*** Data shown ***
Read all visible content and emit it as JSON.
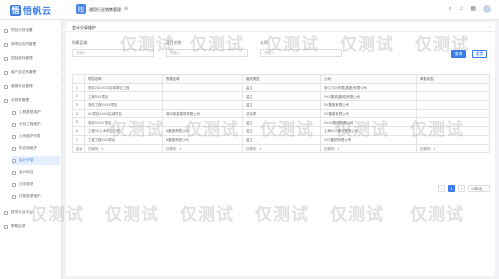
{
  "header": {
    "logo_char": "悟",
    "logo_text": "悟帆云",
    "app_chip": "院",
    "app_title": "通用行业销售管理",
    "title_icon": "⊜",
    "icons": [
      "search-icon",
      "bell-icon",
      "grid-icon",
      "user-avatar"
    ]
  },
  "sidebar": {
    "items": [
      {
        "label": "项目计划设置",
        "active": false,
        "sub": false
      },
      {
        "label": "场项目合同管理",
        "active": false,
        "sub": false
      },
      {
        "label": "招标投标管理",
        "active": false,
        "sub": false
      },
      {
        "label": "客户及关系管理",
        "active": false,
        "sub": false
      },
      {
        "label": "营销平台管理",
        "active": false,
        "sub": false
      },
      {
        "label": "业财务管理",
        "active": false,
        "sub": false
      },
      {
        "label": "工程类型维护",
        "active": false,
        "sub": true
      },
      {
        "label": "分包工程维护",
        "active": false,
        "sub": true
      },
      {
        "label": "公司维护列表",
        "active": false,
        "sub": true
      },
      {
        "label": "供应商维护",
        "active": false,
        "sub": true
      },
      {
        "label": "会计分录",
        "active": true,
        "sub": true
      },
      {
        "label": "会计科目",
        "active": false,
        "sub": true
      },
      {
        "label": "业务类型",
        "active": false,
        "sub": true
      },
      {
        "label": "付款类型维护",
        "active": false,
        "sub": true
      },
      {
        "label": "财务平台中心",
        "active": false,
        "sub": false
      },
      {
        "label": "帮助反馈",
        "active": false,
        "sub": false
      }
    ]
  },
  "tab": {
    "label": "会计分录维护"
  },
  "filters": {
    "f1_label": "所属区域",
    "f1_placeholder": "请输入",
    "f2_label": "项目名称",
    "f2_placeholder": "请输入",
    "f3_label": "公司",
    "f3_placeholder": "请输入"
  },
  "buttons": {
    "search": "查询",
    "reset": "重置"
  },
  "table": {
    "columns": [
      "",
      "项目名称",
      "所属区域",
      "组织类型",
      "公司",
      "审批状态"
    ],
    "rows": [
      [
        "1",
        "测评2021XXX区域项目工程",
        "",
        "监立",
        "浙江XXX有限(集团)有限公司",
        ""
      ],
      [
        "2",
        "工程XXX项目",
        "",
        "监立",
        "XXX集团(集团)有限公司",
        ""
      ],
      [
        "3",
        "测评工程XXXX项目",
        "",
        "监立",
        "XX集团有限公司",
        ""
      ],
      [
        "4",
        "XX项目XXXX区域项目",
        "湖州某某建筑有限公司",
        "总包项",
        "XX集团有限公司",
        ""
      ],
      [
        "5",
        "测评XXXX 项目",
        "",
        "监立",
        "XXXX集团有限公司",
        ""
      ],
      [
        "6",
        "工程XX土木项目工程",
        "A集团有限公司",
        "监立",
        "上海XXX建设有限公司",
        ""
      ],
      [
        "7",
        "工程工程XXX项目",
        "A集团有限公司",
        "监立",
        "XXX集团有限公司",
        ""
      ],
      [
        "合计",
        "已填写：1",
        "已填写：1",
        "已填写：1",
        "已填写：1",
        "已填写：1"
      ]
    ]
  },
  "pager": {
    "prev": "‹",
    "current": "1",
    "next": "›",
    "page_size": "10条/页"
  },
  "watermark_text": "仅测试"
}
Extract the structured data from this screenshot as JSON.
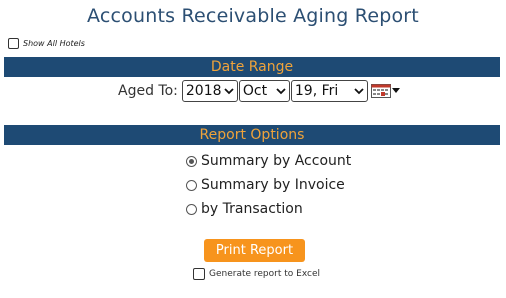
{
  "page": {
    "title": "Accounts Receivable Aging Report"
  },
  "filters": {
    "show_all_hotels_label": "Show All Hotels",
    "show_all_hotels_checked": false
  },
  "date_range": {
    "section_title": "Date Range",
    "aged_to_label": "Aged To:",
    "year": "2018",
    "month": "Oct",
    "day": "19, Fri",
    "calendar_icon": "calendar-icon"
  },
  "report_options": {
    "section_title": "Report Options",
    "options": [
      {
        "label": "Summary by Account",
        "selected": true
      },
      {
        "label": "Summary by Invoice",
        "selected": false
      },
      {
        "label": "by Transaction",
        "selected": false
      }
    ]
  },
  "actions": {
    "print_label": "Print Report",
    "excel_label": "Generate report to Excel",
    "excel_checked": false
  },
  "colors": {
    "title": "#2c4f73",
    "header_bar": "#1e4a74",
    "header_text": "#f0a33a",
    "button": "#f7941d"
  }
}
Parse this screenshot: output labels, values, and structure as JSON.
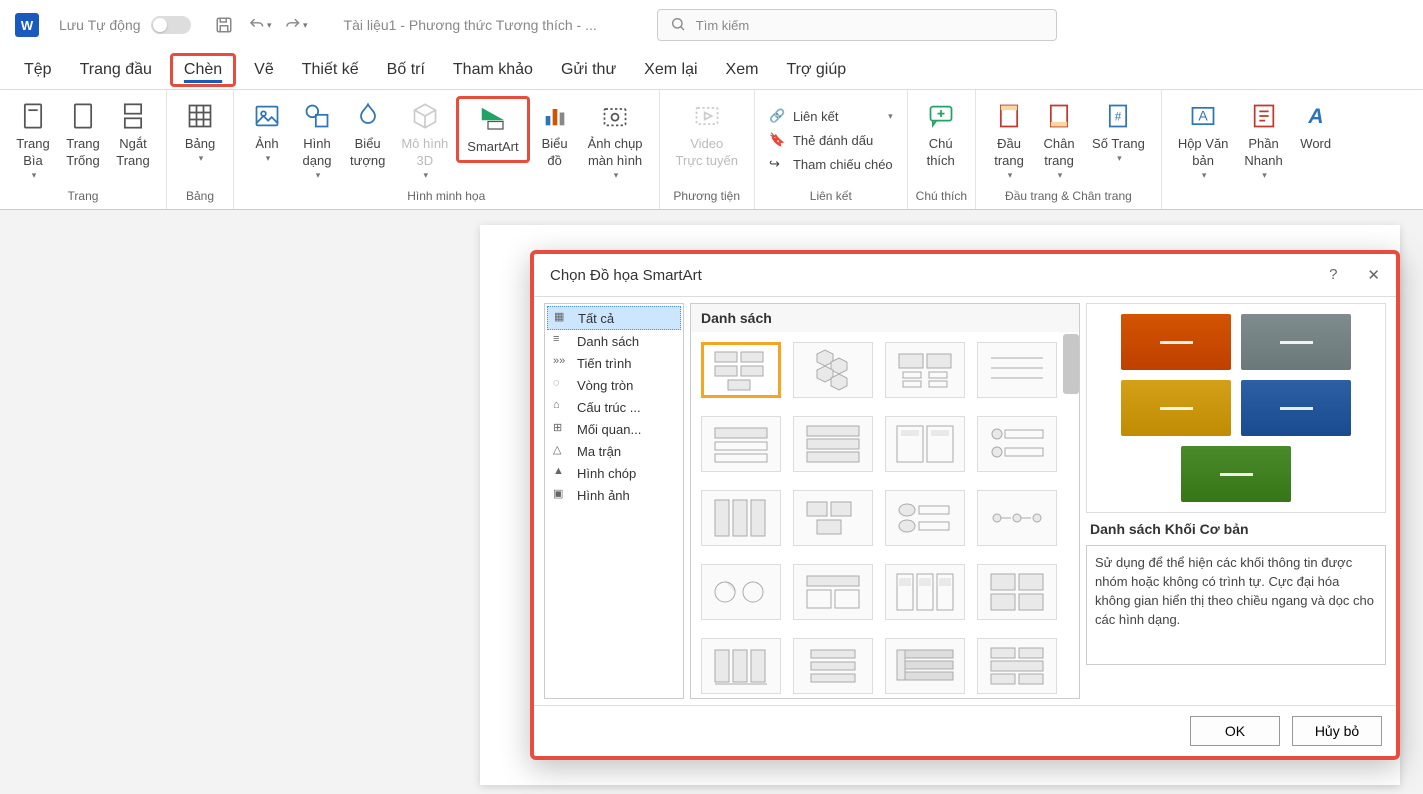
{
  "title_bar": {
    "app_icon": "W",
    "autosave": "Lưu Tự động",
    "doc_name": "Tài liệu1  -  Phương thức Tương thích  - ...",
    "search_placeholder": "Tìm kiếm"
  },
  "tabs": {
    "file": "Tệp",
    "home": "Trang đầu",
    "insert": "Chèn",
    "draw": "Vẽ",
    "design": "Thiết kế",
    "layout": "Bố trí",
    "references": "Tham khảo",
    "mailings": "Gửi thư",
    "review": "Xem lại",
    "view": "Xem",
    "help": "Trợ giúp"
  },
  "ribbon": {
    "groups": {
      "pages": {
        "label": "Trang",
        "cover": "Trang\nBìa",
        "blank": "Trang\nTrống",
        "break": "Ngắt\nTrang"
      },
      "tables": {
        "label": "Bảng",
        "table": "Bảng"
      },
      "illustrations": {
        "label": "Hình minh họa",
        "picture": "Ảnh",
        "shapes": "Hình\ndạng",
        "icons": "Biểu\ntượng",
        "model3d": "Mô hình\n3D",
        "smartart": "SmartArt",
        "chart": "Biểu\nđồ",
        "screenshot": "Ảnh chụp\nmàn hình"
      },
      "media": {
        "label": "Phương tiện",
        "video": "Video\nTrực tuyến"
      },
      "links": {
        "label": "Liên kết",
        "link": "Liên kết",
        "bookmark": "Thẻ đánh dấu",
        "crossref": "Tham chiếu chéo"
      },
      "comments": {
        "label": "Chú thích",
        "comment": "Chú\nthích"
      },
      "headerfooter": {
        "label": "Đầu trang & Chân trang",
        "header": "Đầu\ntrang",
        "footer": "Chân\ntrang",
        "pagenum": "Số Trang"
      },
      "text": {
        "label": "",
        "textbox": "Hộp Văn\nbản",
        "quickparts": "Phần\nNhanh",
        "wordart": "Word"
      }
    }
  },
  "dialog": {
    "title": "Chọn Đồ họa SmartArt",
    "categories": [
      {
        "icon": "▦",
        "label": "Tất cả",
        "selected": true
      },
      {
        "icon": "≡",
        "label": "Danh sách"
      },
      {
        "icon": "»»",
        "label": "Tiến trình"
      },
      {
        "icon": "◌",
        "label": "Vòng tròn"
      },
      {
        "icon": "⌂",
        "label": "Cấu trúc ..."
      },
      {
        "icon": "⊞",
        "label": "Mối quan..."
      },
      {
        "icon": "△",
        "label": "Ma trận"
      },
      {
        "icon": "▲",
        "label": "Hình chóp"
      },
      {
        "icon": "▣",
        "label": "Hình ảnh"
      }
    ],
    "gallery_header": "Danh sách",
    "preview": {
      "title": "Danh sách Khối Cơ bản",
      "desc": "Sử dụng để thể hiện các khối thông tin được nhóm hoặc không có trình tự. Cực đại hóa không gian hiển thị theo chiều ngang và dọc cho các hình dạng.",
      "colors": [
        "#d35400",
        "#7f8c8d",
        "#d4a017",
        "#2d5fa4",
        "#4a8a2a"
      ]
    },
    "buttons": {
      "ok": "OK",
      "cancel": "Hủy bỏ"
    }
  }
}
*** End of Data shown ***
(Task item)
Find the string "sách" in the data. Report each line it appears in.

(Your solution)
        "label": "Danh sách"
    "gallery_header": "Danh sách",
      "title": "Danh sách Khối Cơ bản",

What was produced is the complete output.